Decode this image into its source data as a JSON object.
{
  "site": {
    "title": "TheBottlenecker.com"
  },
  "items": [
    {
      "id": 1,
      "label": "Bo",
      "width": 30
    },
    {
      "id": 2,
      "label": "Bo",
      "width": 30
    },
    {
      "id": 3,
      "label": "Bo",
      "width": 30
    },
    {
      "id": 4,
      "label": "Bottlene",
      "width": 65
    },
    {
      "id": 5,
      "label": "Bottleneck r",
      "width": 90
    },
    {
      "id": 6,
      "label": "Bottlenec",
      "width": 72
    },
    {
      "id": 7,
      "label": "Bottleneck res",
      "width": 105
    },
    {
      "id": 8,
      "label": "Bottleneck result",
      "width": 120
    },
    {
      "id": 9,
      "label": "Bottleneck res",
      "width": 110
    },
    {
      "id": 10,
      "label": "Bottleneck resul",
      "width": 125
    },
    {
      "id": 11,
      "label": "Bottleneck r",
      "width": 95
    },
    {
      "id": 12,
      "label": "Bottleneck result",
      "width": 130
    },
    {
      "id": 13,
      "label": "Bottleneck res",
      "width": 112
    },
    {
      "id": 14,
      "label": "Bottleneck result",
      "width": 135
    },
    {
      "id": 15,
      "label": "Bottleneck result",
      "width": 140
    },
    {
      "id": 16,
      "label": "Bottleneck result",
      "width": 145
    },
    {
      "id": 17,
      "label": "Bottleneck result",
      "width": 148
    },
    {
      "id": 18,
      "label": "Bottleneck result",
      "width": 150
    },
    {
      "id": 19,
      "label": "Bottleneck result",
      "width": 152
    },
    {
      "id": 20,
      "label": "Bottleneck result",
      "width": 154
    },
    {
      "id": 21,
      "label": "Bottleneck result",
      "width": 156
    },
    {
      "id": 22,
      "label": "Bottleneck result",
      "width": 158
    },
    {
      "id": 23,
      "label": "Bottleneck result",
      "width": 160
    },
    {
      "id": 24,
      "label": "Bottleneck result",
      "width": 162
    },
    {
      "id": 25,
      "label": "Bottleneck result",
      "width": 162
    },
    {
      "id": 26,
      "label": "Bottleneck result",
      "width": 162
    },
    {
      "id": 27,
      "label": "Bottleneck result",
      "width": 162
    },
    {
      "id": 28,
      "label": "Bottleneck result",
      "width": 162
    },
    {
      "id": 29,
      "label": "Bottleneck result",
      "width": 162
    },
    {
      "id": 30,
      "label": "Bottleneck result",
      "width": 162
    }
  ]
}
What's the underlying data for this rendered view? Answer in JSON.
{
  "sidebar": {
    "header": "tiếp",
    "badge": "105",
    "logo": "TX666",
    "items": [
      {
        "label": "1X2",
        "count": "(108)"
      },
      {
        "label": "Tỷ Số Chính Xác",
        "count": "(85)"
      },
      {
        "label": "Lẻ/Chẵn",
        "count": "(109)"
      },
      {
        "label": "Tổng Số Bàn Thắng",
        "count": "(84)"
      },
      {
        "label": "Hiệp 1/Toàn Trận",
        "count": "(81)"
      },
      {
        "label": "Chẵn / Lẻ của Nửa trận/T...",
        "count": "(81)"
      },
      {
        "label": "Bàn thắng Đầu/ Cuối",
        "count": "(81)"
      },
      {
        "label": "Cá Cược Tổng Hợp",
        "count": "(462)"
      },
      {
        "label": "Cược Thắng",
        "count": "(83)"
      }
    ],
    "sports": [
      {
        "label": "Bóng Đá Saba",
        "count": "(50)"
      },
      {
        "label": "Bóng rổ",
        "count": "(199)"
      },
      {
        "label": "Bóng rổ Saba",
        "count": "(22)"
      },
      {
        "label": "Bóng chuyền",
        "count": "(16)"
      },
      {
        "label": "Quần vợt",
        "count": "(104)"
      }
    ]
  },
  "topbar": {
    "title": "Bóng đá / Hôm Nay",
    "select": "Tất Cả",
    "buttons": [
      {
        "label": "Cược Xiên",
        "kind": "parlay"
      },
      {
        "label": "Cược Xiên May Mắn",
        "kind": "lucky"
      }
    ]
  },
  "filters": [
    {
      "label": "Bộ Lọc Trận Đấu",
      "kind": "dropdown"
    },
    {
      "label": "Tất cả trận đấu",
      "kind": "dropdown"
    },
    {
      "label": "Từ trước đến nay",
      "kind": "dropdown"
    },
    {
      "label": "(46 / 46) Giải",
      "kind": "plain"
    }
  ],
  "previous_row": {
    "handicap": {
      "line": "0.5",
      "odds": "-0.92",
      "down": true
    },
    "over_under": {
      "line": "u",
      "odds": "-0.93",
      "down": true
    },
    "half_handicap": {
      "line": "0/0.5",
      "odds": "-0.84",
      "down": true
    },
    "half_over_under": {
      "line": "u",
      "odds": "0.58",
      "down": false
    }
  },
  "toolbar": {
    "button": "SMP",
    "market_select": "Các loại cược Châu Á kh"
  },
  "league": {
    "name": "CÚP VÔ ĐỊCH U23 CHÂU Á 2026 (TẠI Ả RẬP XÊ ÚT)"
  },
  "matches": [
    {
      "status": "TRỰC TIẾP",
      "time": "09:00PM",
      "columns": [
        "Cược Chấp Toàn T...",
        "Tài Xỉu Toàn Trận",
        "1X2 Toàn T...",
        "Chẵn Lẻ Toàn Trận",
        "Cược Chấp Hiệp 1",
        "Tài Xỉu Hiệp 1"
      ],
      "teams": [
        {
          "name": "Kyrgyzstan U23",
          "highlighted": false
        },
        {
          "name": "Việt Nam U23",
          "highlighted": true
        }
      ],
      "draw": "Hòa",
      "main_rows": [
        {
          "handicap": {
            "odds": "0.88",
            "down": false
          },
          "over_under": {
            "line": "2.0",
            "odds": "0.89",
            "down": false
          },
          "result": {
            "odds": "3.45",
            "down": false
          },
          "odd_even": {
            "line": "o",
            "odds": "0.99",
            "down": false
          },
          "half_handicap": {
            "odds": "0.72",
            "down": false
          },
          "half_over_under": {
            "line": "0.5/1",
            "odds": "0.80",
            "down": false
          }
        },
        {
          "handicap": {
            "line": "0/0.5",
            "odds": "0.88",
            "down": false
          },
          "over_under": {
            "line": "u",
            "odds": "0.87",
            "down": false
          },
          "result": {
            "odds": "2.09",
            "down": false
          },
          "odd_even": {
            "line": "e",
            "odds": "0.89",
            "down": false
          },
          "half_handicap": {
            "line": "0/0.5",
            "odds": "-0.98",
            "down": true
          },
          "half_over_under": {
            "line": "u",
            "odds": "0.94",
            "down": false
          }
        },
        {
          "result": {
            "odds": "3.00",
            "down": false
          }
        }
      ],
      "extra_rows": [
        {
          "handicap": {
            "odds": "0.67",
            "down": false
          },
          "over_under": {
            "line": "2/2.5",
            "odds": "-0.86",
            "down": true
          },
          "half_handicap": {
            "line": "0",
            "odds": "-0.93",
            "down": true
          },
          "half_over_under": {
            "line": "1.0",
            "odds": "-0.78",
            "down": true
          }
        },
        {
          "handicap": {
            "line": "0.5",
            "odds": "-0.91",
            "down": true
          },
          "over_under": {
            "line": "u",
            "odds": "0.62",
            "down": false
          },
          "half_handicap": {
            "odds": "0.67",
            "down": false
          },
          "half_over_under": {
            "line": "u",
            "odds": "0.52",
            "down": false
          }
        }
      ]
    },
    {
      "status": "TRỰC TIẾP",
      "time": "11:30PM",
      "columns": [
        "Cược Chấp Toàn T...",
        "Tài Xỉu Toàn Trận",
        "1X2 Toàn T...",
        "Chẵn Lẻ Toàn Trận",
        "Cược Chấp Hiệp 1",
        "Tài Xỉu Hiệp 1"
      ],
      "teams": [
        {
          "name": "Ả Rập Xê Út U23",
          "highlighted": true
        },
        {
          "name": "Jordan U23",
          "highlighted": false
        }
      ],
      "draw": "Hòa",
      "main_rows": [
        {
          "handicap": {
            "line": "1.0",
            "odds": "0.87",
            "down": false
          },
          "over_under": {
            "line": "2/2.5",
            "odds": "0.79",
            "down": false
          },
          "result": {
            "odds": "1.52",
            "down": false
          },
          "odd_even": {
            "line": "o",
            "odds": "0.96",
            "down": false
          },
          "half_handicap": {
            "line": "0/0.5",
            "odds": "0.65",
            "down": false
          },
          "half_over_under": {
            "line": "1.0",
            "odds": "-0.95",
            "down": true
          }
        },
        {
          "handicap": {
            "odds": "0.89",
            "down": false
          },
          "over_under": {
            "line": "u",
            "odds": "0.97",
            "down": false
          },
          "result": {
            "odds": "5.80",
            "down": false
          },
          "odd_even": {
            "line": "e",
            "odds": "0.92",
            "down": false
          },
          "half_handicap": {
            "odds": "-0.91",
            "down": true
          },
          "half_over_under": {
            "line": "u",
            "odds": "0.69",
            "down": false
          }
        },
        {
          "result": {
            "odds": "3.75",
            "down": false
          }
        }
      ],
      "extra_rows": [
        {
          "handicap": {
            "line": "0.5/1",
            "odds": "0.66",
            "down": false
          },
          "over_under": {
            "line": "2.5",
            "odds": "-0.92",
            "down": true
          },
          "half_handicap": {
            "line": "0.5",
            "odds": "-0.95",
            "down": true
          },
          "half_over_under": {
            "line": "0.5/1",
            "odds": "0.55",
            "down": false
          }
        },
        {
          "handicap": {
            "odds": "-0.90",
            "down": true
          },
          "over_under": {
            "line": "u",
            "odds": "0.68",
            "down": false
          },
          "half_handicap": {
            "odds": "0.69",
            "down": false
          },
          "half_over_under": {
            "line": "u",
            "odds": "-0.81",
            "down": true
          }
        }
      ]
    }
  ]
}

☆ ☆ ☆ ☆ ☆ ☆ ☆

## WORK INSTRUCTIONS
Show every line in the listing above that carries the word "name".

## WRITTEN ANSWER
    "name": "CÚP VÔ ĐỊCH U23 CHÂU Á 2026 (TẠI Ả RẬP XÊ ÚT)"
          "name": "Kyrgyzstan U23",
          "name": "Việt Nam U23",
          "name": "Ả Rập Xê Út U23",
          "name": "Jordan U23",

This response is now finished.